Copy each of the entries below faithfully, setting aside any pictures.

══ MATERIAL PROVIDED

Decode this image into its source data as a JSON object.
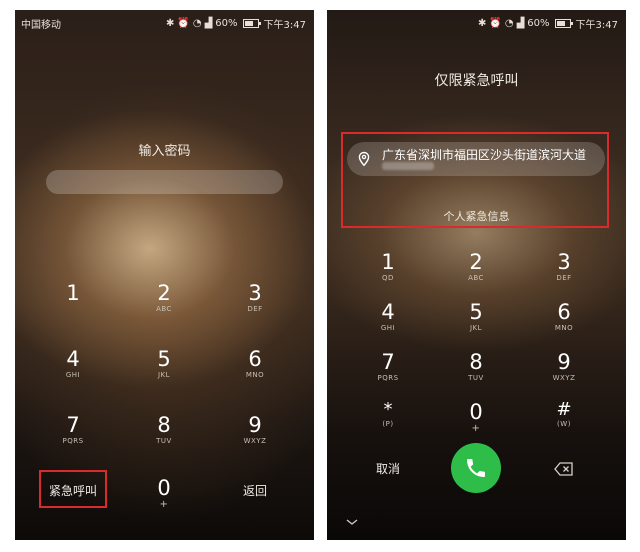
{
  "screen1": {
    "status": {
      "carrier": "中国移动",
      "battery": "60%",
      "time": "下午3:47"
    },
    "title": "输入密码",
    "keys": [
      {
        "digit": "1",
        "letters": ""
      },
      {
        "digit": "2",
        "letters": "ABC"
      },
      {
        "digit": "3",
        "letters": "DEF"
      },
      {
        "digit": "4",
        "letters": "GHI"
      },
      {
        "digit": "5",
        "letters": "JKL"
      },
      {
        "digit": "6",
        "letters": "MNO"
      },
      {
        "digit": "7",
        "letters": "PQRS"
      },
      {
        "digit": "8",
        "letters": "TUV"
      },
      {
        "digit": "9",
        "letters": "WXYZ"
      },
      {
        "digit": "0",
        "letters": "+"
      }
    ],
    "emergency_label": "紧急呼叫",
    "back_label": "返回"
  },
  "screen2": {
    "status": {
      "battery": "60%",
      "time": "下午3:47"
    },
    "title": "仅限紧急呼叫",
    "address": "广东省深圳市福田区沙头街道滨河大道",
    "personal_info": "个人紧急信息",
    "keys": [
      {
        "digit": "1",
        "letters": "QD"
      },
      {
        "digit": "2",
        "letters": "ABC"
      },
      {
        "digit": "3",
        "letters": "DEF"
      },
      {
        "digit": "4",
        "letters": "GHI"
      },
      {
        "digit": "5",
        "letters": "JKL"
      },
      {
        "digit": "6",
        "letters": "MNO"
      },
      {
        "digit": "7",
        "letters": "PQRS"
      },
      {
        "digit": "8",
        "letters": "TUV"
      },
      {
        "digit": "9",
        "letters": "WXYZ"
      },
      {
        "digit": "*",
        "letters": "(P)"
      },
      {
        "digit": "0",
        "letters": "+"
      },
      {
        "digit": "#",
        "letters": "(W)"
      }
    ],
    "cancel_label": "取消"
  },
  "colors": {
    "call_green": "#2fbd4a",
    "highlight_red": "#d92b2b"
  }
}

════

--- FINISHED EXERCISE ---
Decode this image into its source data as a JSON object.
{
  "screen1": {
    "status": {
      "carrier": "中国移动",
      "battery": "60%",
      "time": "下午3:47"
    },
    "title": "输入密码",
    "keys": [
      {
        "digit": "1",
        "letters": ""
      },
      {
        "digit": "2",
        "letters": "ABC"
      },
      {
        "digit": "3",
        "letters": "DEF"
      },
      {
        "digit": "4",
        "letters": "GHI"
      },
      {
        "digit": "5",
        "letters": "JKL"
      },
      {
        "digit": "6",
        "letters": "MNO"
      },
      {
        "digit": "7",
        "letters": "PQRS"
      },
      {
        "digit": "8",
        "letters": "TUV"
      },
      {
        "digit": "9",
        "letters": "WXYZ"
      },
      {
        "digit": "0",
        "letters": "+"
      }
    ],
    "emergency_label": "紧急呼叫",
    "back_label": "返回"
  },
  "screen2": {
    "status": {
      "battery": "60%",
      "time": "下午3:47"
    },
    "title": "仅限紧急呼叫",
    "address": "广东省深圳市福田区沙头街道滨河大道",
    "personal_info": "个人紧急信息",
    "keys": [
      {
        "digit": "1",
        "letters": "QD"
      },
      {
        "digit": "2",
        "letters": "ABC"
      },
      {
        "digit": "3",
        "letters": "DEF"
      },
      {
        "digit": "4",
        "letters": "GHI"
      },
      {
        "digit": "5",
        "letters": "JKL"
      },
      {
        "digit": "6",
        "letters": "MNO"
      },
      {
        "digit": "7",
        "letters": "PQRS"
      },
      {
        "digit": "8",
        "letters": "TUV"
      },
      {
        "digit": "9",
        "letters": "WXYZ"
      },
      {
        "digit": "*",
        "letters": "(P)"
      },
      {
        "digit": "0",
        "letters": "+"
      },
      {
        "digit": "#",
        "letters": "(W)"
      }
    ],
    "cancel_label": "取消"
  },
  "colors": {
    "call_green": "#2fbd4a",
    "highlight_red": "#d92b2b"
  }
}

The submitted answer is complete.